Some entrainment scenarios

This test case describes three idealised entrainment scenarios as
discussed in the review paper of Umlauf and Burchard (2005). These
are: wind-driven entrainment into a linearly stratified fluid,
wind-driven entrainment into a two-layer fluid, and entrainment in
free convection. As in the cases before, the input files for different
turbulence closure models are contained in a number of
sub-directories. The `entrainment` test cases is also the first
test for the GOTM implementation of the KPP turbulence model described
in section 4.35.

For all input files, the default is a linear density stratification
due to a not necessarly linear temperature stratification (because the
equation of state is not necessarily linear). The stratification
corresponds to
s. Salinity is
constant. Have look into `obs.nml` to understand how different
types of initial stratifcations can be specified in GOTM. The water
depth is m, deep enough for the surface induced mixing not
to reach the bed within the h of simulation. Rotation is
neglected. By default, a constant wind stress of
Pa
is set in `airsea.nml`.

Note, that for all turbulence models, except the Mellor-Yamada model,
we set `compute_c3 = .true.` in `gotmturb.nml`, which means
that the model constant
in (165) (or its
counterpart in all other models) is computed from a prescribed
steady-state Richardson-number, (see discussion in the
context of (116)). Some more discussion is given in
Burchard and Bolding (2001) and Umlauf and Burchard (2005). As pointed
out in these papers, it is the value of the steady-state Richardson
number (and thus the value of
) that determines the
mixed layer depth in almost all shear-driven entrainment scenarios.

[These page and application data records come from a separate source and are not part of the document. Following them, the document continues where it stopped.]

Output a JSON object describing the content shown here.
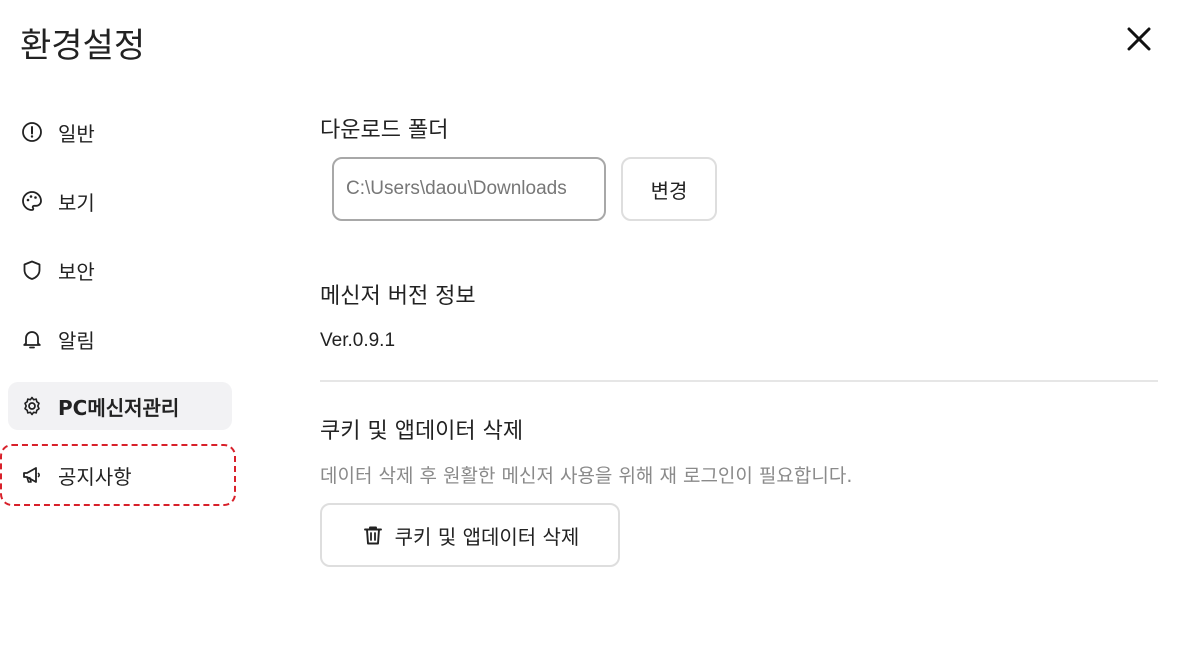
{
  "header": {
    "title": "환경설정",
    "close_icon": "close-icon"
  },
  "sidebar": {
    "items": [
      {
        "label": "일반",
        "icon": "info-circle-icon"
      },
      {
        "label": "보기",
        "icon": "palette-icon"
      },
      {
        "label": "보안",
        "icon": "shield-icon"
      },
      {
        "label": "알림",
        "icon": "bell-icon"
      },
      {
        "label": "PC메신저관리",
        "icon": "gear-icon",
        "active": true
      },
      {
        "label": "공지사항",
        "icon": "megaphone-icon",
        "highlighted": true
      }
    ]
  },
  "main": {
    "download": {
      "title": "다운로드 폴더",
      "path": "C:\\Users\\daou\\Downloads",
      "change_label": "변경"
    },
    "version": {
      "title": "메신저 버전 정보",
      "value": "Ver.0.9.1"
    },
    "cookies": {
      "title": "쿠키 및 앱데이터 삭제",
      "description": "데이터 삭제 후 원활한 메신저 사용을 위해 재 로그인이 필요합니다.",
      "button_label": "쿠키 및 앱데이터 삭제",
      "button_icon": "trash-icon"
    }
  },
  "colors": {
    "highlight_border": "#d8202a",
    "active_bg": "#f2f2f4"
  }
}
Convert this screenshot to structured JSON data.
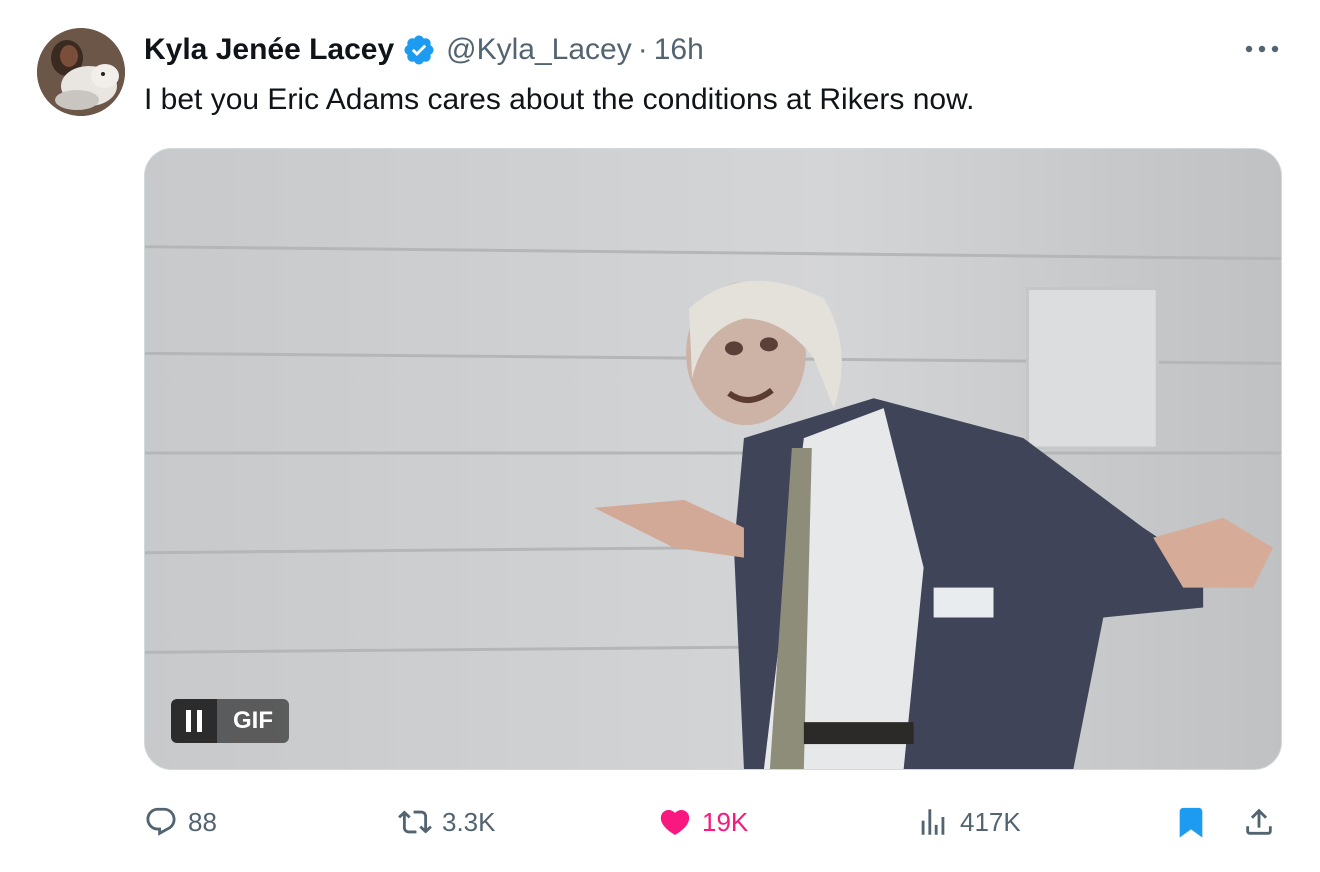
{
  "tweet": {
    "author_name": "Kyla Jenée Lacey",
    "handle": "@Kyla_Lacey",
    "separator": "·",
    "time": "16h",
    "text": "I bet you Eric Adams cares about the conditions at Rikers now."
  },
  "media": {
    "type": "gif",
    "badge_label": "GIF",
    "state": "playing"
  },
  "actions": {
    "replies": "88",
    "reposts": "3.3K",
    "likes": "19K",
    "views": "417K"
  },
  "colors": {
    "verified": "#1d9bf0",
    "like": "#f91880",
    "bookmark": "#1d9bf0",
    "muted": "#536471",
    "text": "#0f1419"
  },
  "icons": {
    "verified": "verified-badge-icon",
    "more": "more-dots-icon",
    "reply": "reply-icon",
    "retweet": "retweet-icon",
    "like": "heart-icon",
    "views": "views-chart-icon",
    "bookmark": "bookmark-icon",
    "share": "share-icon"
  }
}
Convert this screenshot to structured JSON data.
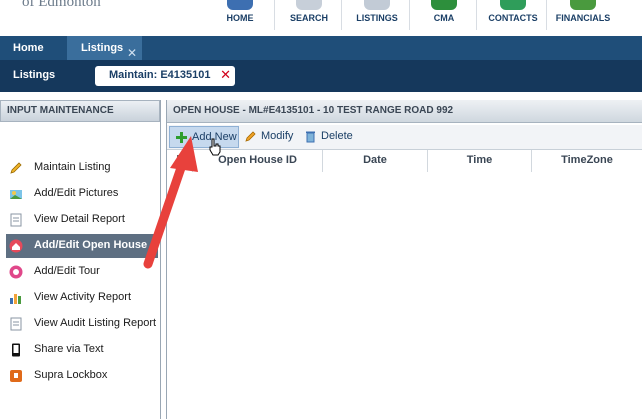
{
  "header": {
    "logo_text": "of Edmonton",
    "nav": [
      {
        "label": "HOME",
        "icon": "home-icon",
        "color": "#3d6fb1"
      },
      {
        "label": "SEARCH",
        "icon": "search-icon",
        "color": "#6c7f98"
      },
      {
        "label": "LISTINGS",
        "icon": "listings-icon",
        "color": "#7a8ca4"
      },
      {
        "label": "CMA",
        "icon": "cma-icon",
        "color": "#2d8f3c"
      },
      {
        "label": "CONTACTS",
        "icon": "contacts-icon",
        "color": "#2f9d5a"
      },
      {
        "label": "FINANCIALS",
        "icon": "financials-icon",
        "color": "#4a9a3e"
      }
    ]
  },
  "tabs": [
    {
      "label": "Home",
      "active": false
    },
    {
      "label": "Listings",
      "active": true
    }
  ],
  "subbar": {
    "label": "Listings",
    "open_item": "Maintain: E4135101"
  },
  "left_panel": {
    "title": "INPUT MAINTENANCE",
    "items": [
      {
        "label": "Maintain Listing",
        "icon": "pencil-icon",
        "selected": false
      },
      {
        "label": "Add/Edit Pictures",
        "icon": "pictures-icon",
        "selected": false
      },
      {
        "label": "View Detail Report",
        "icon": "document-icon",
        "selected": false
      },
      {
        "label": "Add/Edit Open House",
        "icon": "open-house-icon",
        "selected": true
      },
      {
        "label": "Add/Edit Tour",
        "icon": "tour-icon",
        "selected": false
      },
      {
        "label": "View Activity Report",
        "icon": "activity-chart-icon",
        "selected": false
      },
      {
        "label": "View Audit Listing Report",
        "icon": "audit-report-icon",
        "selected": false
      },
      {
        "label": "Share via Text",
        "icon": "phone-icon",
        "selected": false
      },
      {
        "label": "Supra Lockbox",
        "icon": "lockbox-icon",
        "selected": false
      }
    ]
  },
  "right_panel": {
    "title": "OPEN HOUSE - ML#E4135101 - 10 TEST RANGE ROAD 992",
    "toolbar": [
      {
        "label": "Add New",
        "icon": "add-icon"
      },
      {
        "label": "Modify",
        "icon": "modify-icon"
      },
      {
        "label": "Delete",
        "icon": "delete-icon"
      }
    ],
    "columns": [
      "Open House ID",
      "Date",
      "Time",
      "TimeZone"
    ]
  },
  "colors": {
    "tabbar": "#1f4e79",
    "subbar": "#15385c",
    "selected_item": "#5e6f82",
    "annotation_arrow": "#e8413c"
  }
}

To run the Mellor-Yamada model, use the input files in `MellorYamada_nml/`. Looking at the results you will realize that this
model is not at all in accordance with the experimental results of
Price (1979) for the entrainment in a linearly stratified fluid. The
reason can be traced back to the behaviour of the turbulent length
scale in the strongly stratified thermocline. Galperin et al. (1988)
suggested to clip the length scale at a certain value to circumvent
this problem. Their solution can be activated by setting `length_lim = .true.` in `gotmturb.nml`. A second solution has
been suggested by Burchard (2001b), who computed the model
constant in (162) from the steady-state Richardson-number as
described above. To activate this method, select `compute_c3 =
.true.` (and `length_lim = .false.` because clipping is not
needed any more).

This scenario has been used by us in several publications as a test for vertical mixing schemes, see Burchard et al. (1998), Burchard et al. (1999), Burchard and Petersen (1999), Burchard and Bolding (2001) Burchard and Deleersnijder (2001), Deleersnijder and Burchard (2003), and Umlauf et al. (2003).

The second entrainment scenario discussed in
Umlauf and Burchard (2005) is essentially identical to the one just
described, however, it starts from a two layer stratification. To use
this kind of initial condition, first set `analyt_method=2` in
`obs.nml`, and specify the desired temperatures, `t_1` and
`t_2` for the upper and lower layer, respectively. The thickness
of the upper layer is `z_t1`. For a pure two-layer
stratification, set `z_t2=z_t1`, otherwise you will get a linear
transition between the upper and the lower layer.

For convective entrainment, you simply need to set the momentum flux,
`const_tx`, to zero and specify an appropriate negative heat
flux, `const_heat`, in `airsea.nml`, see Umlauf and Burchard (2005).

If you run the KPP-model, some model parameters can be set in the
extra input file `kpp.nml` found in kpp_nml/. With this model,
the depth of the mixing layer depends mostly on the value of the
critical bulk Richardson number that can also be set in this file.
When you work with the KPP-model in free convection, don't forget to
check if the pre-processor macro `NONLOCAL` is defined `cppdefs.h` (after changes in this file, don't forget to re-compile the
whole code!). If `NONLOCAL` is defined, the KPP model also
computes the non-local fluxes of heat (and salinity, if the salinity
equation is active). In any case, the -coordinate of the
edges of the upper and lower mixing layers are given as `zsbl` and
`zbbl`, respectively, in the netCDF output file.

Karsten Bolding 2012-12-28